From the entries below, copy every line holding the word "title".

Listed entries Block Start

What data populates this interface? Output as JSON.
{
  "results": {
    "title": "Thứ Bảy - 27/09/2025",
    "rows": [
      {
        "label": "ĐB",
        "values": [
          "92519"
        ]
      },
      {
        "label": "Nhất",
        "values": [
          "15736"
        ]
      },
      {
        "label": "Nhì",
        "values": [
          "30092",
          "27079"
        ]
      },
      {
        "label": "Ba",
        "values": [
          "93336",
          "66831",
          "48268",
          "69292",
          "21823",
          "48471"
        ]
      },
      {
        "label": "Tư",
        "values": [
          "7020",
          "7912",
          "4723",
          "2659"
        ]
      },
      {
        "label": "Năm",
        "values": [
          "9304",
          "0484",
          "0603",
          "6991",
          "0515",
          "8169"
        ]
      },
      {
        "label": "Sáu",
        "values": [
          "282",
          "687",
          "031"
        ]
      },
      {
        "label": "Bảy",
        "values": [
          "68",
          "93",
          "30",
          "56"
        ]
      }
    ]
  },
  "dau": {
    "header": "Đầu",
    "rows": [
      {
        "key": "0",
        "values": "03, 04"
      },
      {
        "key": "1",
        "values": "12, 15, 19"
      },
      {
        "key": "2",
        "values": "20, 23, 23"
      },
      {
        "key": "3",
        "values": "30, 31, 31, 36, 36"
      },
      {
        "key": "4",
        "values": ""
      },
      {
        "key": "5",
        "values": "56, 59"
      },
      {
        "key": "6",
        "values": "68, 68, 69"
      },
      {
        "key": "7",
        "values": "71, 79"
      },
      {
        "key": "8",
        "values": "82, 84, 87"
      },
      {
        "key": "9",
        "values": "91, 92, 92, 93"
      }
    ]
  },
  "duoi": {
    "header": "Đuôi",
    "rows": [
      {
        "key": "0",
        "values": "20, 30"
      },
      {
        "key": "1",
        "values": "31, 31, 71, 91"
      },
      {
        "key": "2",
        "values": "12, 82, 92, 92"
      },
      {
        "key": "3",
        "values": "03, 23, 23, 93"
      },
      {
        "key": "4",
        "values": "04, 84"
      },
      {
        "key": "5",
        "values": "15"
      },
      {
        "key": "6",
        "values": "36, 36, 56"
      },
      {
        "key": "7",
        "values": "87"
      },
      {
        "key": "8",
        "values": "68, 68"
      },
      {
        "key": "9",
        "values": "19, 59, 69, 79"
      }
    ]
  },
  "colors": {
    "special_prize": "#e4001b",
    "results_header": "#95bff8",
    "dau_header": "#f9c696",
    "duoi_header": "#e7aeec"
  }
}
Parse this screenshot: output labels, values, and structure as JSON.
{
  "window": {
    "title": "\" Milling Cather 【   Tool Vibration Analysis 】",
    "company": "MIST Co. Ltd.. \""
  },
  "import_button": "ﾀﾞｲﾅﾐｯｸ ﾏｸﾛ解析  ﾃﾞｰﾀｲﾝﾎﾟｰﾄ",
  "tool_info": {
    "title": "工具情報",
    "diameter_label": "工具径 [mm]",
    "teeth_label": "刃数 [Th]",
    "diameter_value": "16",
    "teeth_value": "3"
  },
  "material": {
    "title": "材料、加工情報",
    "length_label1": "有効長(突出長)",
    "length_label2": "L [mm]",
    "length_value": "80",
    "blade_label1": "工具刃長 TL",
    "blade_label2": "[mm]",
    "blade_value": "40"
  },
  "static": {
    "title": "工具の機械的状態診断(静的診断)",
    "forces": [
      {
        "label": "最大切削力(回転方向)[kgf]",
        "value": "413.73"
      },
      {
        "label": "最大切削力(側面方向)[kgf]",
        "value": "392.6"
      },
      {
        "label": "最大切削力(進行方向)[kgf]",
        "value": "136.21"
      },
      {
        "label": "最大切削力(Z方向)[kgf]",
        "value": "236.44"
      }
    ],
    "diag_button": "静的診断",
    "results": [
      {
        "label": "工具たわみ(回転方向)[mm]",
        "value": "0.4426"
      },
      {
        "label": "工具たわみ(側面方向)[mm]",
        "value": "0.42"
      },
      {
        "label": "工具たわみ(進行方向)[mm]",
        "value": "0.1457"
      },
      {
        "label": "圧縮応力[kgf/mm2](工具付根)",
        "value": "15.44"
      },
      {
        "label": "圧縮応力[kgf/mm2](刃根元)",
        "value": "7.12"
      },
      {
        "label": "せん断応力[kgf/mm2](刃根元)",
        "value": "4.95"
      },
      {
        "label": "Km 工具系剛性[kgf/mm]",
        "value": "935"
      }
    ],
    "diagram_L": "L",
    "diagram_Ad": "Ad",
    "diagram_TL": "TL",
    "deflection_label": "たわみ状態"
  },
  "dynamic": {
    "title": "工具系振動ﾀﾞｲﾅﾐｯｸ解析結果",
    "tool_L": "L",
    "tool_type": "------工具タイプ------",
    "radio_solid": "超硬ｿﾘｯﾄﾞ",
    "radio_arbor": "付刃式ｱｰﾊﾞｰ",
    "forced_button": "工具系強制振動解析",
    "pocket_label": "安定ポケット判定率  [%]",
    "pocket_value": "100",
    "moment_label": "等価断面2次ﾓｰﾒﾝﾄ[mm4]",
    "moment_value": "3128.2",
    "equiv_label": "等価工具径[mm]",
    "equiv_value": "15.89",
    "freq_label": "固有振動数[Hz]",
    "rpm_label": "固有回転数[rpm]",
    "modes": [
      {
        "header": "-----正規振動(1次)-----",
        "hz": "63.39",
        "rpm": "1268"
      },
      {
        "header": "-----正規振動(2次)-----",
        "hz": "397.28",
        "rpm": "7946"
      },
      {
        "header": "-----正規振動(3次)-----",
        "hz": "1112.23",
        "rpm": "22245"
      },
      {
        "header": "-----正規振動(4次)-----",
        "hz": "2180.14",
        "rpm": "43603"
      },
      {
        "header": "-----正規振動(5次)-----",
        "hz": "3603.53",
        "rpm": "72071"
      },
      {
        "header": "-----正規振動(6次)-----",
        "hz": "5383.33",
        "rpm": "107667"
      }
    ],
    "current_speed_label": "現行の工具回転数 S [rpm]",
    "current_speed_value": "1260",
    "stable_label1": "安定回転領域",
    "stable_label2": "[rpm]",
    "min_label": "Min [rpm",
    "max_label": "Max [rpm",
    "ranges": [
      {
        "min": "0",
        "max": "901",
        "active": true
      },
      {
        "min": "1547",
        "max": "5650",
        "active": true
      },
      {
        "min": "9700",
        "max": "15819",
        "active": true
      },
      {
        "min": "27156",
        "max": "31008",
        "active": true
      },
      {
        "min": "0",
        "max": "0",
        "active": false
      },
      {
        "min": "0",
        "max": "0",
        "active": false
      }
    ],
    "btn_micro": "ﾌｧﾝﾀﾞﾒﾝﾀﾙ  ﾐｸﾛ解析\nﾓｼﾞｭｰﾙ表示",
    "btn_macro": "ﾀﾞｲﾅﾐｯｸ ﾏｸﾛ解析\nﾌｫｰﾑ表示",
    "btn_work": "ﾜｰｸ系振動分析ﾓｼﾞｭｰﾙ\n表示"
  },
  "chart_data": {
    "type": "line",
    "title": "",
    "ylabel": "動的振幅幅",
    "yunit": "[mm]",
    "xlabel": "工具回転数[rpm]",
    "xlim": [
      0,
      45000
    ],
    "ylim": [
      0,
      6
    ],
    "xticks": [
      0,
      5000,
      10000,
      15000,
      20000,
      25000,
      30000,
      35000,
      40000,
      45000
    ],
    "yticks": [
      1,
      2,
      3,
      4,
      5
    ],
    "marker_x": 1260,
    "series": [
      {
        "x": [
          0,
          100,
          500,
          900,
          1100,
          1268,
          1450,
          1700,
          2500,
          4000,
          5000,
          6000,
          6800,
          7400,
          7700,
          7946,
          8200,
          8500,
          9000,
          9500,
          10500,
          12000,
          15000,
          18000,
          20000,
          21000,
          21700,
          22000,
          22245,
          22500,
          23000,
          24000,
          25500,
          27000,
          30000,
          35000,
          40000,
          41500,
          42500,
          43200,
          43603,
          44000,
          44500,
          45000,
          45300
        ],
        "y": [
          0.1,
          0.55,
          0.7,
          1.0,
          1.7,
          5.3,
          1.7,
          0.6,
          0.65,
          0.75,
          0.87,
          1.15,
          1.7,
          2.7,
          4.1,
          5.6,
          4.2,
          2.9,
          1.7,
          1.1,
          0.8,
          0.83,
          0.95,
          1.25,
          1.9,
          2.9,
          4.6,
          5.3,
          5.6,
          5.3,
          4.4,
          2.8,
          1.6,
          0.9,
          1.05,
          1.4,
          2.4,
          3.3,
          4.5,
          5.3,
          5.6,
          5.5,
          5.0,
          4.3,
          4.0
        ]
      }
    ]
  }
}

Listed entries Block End

-- Task result --
    "title": "Thứ Bảy - 27/09/2025",
    "title": "\" Milling Cather 【   Tool Vibration Analysis 】",
    "title": "工具情報",
    "title": "材料、加工情報",
    "title": "工具の機械的状態診断(静的診断)",
    "title": "工具系振動ﾀﾞｲﾅﾐｯｸ解析結果",
    "title": "",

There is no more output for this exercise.